Carl Wilson, father of Grandma Montgomery, turned 15 in 1900. In that year’s census he appears in Lincoln, Nebraska, a boarder and farm laborer in the home of Jonas and Maggie Misler (maybe…the handwriting is difficult to decipher).

It would be seven years before Carl would marry Sophie Roberg. Three years his senior, Sophie was also “working out” in 1900. She can be found in Shell Creek, Nebraska, a housekeeper in the household of Mons Knudson, a 43-year-old widower with six children between the ages of fourteen and two. His mother, 76 years old, lived in the household as well.

Paul Hoffmann, Grandpa Hoffmann’s father, was 22 years old in 1900, the eldest child still living at home on the farm in Fountain Creek, Illinois; he would marry two years later. Paul and his parents, Jacob (age 63) and Christine (age 50), are listed as having emigrated to America in 1883. Christine had given birth to 7 children, of whom 6 were still living. In addition to Paul, those still at home were Andrew, 16; Maggie, 11; Sammie, 8; and Louisa, 6. Paul and Andrew have “farm laborer” listed as their occupation; the other children were attending school.

Paul’s future wife, Emma Slagel, was 20 years old and living at home with her parents in Indian Grove Township, Livingston County, Illinois.
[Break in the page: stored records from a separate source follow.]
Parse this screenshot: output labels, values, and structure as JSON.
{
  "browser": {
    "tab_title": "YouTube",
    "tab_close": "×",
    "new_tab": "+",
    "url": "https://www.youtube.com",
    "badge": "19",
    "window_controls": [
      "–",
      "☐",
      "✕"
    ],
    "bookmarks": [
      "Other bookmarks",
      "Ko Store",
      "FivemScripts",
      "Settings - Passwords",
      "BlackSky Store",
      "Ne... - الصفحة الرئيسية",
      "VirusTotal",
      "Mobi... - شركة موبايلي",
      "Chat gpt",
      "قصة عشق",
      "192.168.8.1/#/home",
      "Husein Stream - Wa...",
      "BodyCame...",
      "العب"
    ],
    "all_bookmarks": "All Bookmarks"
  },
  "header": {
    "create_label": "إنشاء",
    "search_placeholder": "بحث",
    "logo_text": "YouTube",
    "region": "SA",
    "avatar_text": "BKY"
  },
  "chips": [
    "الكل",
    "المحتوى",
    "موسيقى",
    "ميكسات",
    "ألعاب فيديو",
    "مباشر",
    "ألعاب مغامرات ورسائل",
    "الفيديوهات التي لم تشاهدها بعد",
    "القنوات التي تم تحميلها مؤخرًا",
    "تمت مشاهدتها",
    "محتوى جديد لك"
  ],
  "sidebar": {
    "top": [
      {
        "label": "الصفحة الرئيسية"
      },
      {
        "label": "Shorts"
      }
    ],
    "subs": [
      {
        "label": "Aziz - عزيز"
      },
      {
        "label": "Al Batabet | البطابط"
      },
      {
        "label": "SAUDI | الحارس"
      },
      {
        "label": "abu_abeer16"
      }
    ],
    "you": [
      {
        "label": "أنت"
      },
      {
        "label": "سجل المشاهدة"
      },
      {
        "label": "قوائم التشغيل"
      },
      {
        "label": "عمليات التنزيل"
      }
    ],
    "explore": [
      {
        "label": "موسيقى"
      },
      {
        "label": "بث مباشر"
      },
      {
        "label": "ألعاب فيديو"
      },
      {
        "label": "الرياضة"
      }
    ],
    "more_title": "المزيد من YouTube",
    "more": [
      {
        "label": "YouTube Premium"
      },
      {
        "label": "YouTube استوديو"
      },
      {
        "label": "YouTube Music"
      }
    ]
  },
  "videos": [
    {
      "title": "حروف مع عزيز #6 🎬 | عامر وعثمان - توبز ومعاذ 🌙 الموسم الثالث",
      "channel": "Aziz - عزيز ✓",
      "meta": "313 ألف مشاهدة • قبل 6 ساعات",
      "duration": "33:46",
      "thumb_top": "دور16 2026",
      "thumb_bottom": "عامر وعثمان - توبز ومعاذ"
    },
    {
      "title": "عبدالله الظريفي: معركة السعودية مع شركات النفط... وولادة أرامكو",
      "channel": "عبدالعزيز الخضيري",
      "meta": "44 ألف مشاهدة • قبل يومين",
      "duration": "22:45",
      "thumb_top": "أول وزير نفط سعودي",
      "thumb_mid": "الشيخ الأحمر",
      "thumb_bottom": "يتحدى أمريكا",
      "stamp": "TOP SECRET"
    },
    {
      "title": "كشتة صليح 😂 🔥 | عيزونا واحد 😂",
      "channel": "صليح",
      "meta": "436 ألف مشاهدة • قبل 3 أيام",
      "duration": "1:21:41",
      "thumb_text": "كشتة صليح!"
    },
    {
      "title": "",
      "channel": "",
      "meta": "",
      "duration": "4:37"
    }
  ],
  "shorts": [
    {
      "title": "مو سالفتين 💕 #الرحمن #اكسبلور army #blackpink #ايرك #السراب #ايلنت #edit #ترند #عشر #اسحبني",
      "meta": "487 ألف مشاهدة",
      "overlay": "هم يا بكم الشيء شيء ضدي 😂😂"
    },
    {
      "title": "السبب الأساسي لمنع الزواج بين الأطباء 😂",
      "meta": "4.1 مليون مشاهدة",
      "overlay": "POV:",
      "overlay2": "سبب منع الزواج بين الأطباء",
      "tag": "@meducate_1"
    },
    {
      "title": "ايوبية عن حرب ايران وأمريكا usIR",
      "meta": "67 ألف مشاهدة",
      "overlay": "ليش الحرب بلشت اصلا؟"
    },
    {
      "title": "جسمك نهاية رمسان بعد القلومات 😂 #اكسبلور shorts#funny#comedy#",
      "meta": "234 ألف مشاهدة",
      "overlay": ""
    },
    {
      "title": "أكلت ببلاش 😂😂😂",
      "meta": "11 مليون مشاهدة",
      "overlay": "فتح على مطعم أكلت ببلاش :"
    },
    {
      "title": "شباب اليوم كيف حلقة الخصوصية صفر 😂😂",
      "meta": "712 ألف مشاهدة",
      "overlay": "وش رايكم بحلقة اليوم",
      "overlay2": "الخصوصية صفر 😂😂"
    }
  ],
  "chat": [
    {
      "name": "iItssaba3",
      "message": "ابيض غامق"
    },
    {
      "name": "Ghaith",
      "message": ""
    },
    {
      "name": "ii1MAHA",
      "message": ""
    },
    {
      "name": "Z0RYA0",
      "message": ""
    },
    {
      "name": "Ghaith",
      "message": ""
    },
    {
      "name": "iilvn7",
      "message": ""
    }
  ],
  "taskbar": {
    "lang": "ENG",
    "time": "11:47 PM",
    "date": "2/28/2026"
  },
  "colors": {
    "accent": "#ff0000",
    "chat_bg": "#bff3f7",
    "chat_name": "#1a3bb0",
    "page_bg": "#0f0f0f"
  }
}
Samuel Slagel, then 50, and Mary, 45, had been married for 24 years. Mary had given birth to 4 children, three still living (and all at home): Emma, along with brothers Daniel (22) and Joseph (18). Also living with them was Mary’s niece, Lena Demler, twelve years old.

In 1900, Grandma Hoffmann’s father was still using the old German spelling of his name. He appears as “Albert C Schwing,” in Ash Grove, Iroquois County, Illinois. Another farming family, his parents were Albert, Sr., age 40, and “Kathrine,” age 38. They had been married for 16 years, and Catherine had given birth to 10 children, all still living, and all still at home: Martha, 15; Charles, 14; Lena, 12; Albert C., 11; Soloma, 9; Joseph, 7; Katey, 6; Anna, 3; Harry, 2; and Paul, 3 months. A further three children would eventually be born to the family.

The final and youngest of these ancestors, Lena Hunkler, was seven years old and living in Washington, Illinois. Her parents, George J. (age 37) and Mary (age 40), had been married for 13 years, and George is listed as a farmer. All five children are at home: Bertha is 13 and listed as Berty (?). Matilda is 11; John G. is 8; “Lenie,” 7; and Hulda, 4. All but Hulda had attended school in the previous year.